How could you benefit from some saved time and reduced thinking? Routines are about applying systems thinking to ourselves. Our routines are simply systems for how to do something which we can reliably repeat. They are the opposite of restrictive. Routines build brain bandwidth to use on things that matter. We can focus on moving the needle instead of trivial to dos. Our routines can serve to free us to be more productive or to have more free time. Pursuit of a proven process is far more efficient than making things up as we go. Where we refuse to learn from past efforts and don’t adopt a routine to manage regular tasks, we move along haphazardly, clumsily, and without direction. Early psychologist, William James noted the negative consequences of not having a routine upon which to rely, “There is no more miserable human being than one in whom nothing is habitual but indecision, and for whom the lighting of every cigar, the drinking of every cup, the time of rising and going to bed every day, and the beginning of every bit of work, are subjects of express volitional deliberation.

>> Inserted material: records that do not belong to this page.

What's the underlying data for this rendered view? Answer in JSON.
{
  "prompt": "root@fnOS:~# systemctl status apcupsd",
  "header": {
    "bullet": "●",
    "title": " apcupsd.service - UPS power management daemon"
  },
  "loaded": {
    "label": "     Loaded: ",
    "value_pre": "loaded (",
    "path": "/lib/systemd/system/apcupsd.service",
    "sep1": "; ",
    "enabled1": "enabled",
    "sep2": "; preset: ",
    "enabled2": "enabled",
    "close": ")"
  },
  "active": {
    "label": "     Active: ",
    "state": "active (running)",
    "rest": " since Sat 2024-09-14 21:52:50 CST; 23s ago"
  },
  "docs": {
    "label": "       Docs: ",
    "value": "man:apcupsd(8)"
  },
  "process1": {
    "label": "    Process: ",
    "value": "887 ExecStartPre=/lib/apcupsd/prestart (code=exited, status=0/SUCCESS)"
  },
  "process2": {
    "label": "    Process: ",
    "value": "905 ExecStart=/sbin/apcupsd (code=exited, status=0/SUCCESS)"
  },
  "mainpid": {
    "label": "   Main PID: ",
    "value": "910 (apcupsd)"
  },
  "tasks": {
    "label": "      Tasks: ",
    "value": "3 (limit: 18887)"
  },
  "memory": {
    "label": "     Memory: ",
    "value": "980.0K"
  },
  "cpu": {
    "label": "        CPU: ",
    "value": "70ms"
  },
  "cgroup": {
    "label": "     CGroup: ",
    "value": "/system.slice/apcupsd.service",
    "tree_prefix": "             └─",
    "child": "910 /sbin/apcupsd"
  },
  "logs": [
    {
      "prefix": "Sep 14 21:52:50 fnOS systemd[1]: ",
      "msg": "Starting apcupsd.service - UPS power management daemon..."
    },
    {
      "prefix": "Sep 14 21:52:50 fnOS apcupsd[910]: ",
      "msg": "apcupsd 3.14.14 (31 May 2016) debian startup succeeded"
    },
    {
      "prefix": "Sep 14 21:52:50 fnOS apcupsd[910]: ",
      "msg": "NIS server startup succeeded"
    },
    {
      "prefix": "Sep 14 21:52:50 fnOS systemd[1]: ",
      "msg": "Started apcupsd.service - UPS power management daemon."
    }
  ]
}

Full half the time of such a man goes to the deciding, or regretting, of matters which ought to be so ingrained in him as practically not to exist for his consciousness at all.” As Ryan Holiday notes in Stillness Is the Key, “The truth is that a good routine is not only a source of great comfort and stability, it’s the platform from which stimulating and fulfilling work is possible.” We can’t bring our best by winging it. Without structure, things collapse. Routines create order from chaos. Where we create our routines we may first rely on discipline to develop them. With time, however, we depend less on discipline as the routines become automatic. As we develop routines which accelerate automatic behaviors, we free up bandwidth to think about other things. The philosopher and mathematician, Alfred North Whitehead, noted that “Civilization advances by extending the number of important operations which we can perform without thinking about them.” It’s true for individuals, businesses, organizations, and communities. The more we can set it and forget it, the more we can expand our efforts into new areas. In what ways can you advance by trying to perform a few more things without thinking about them?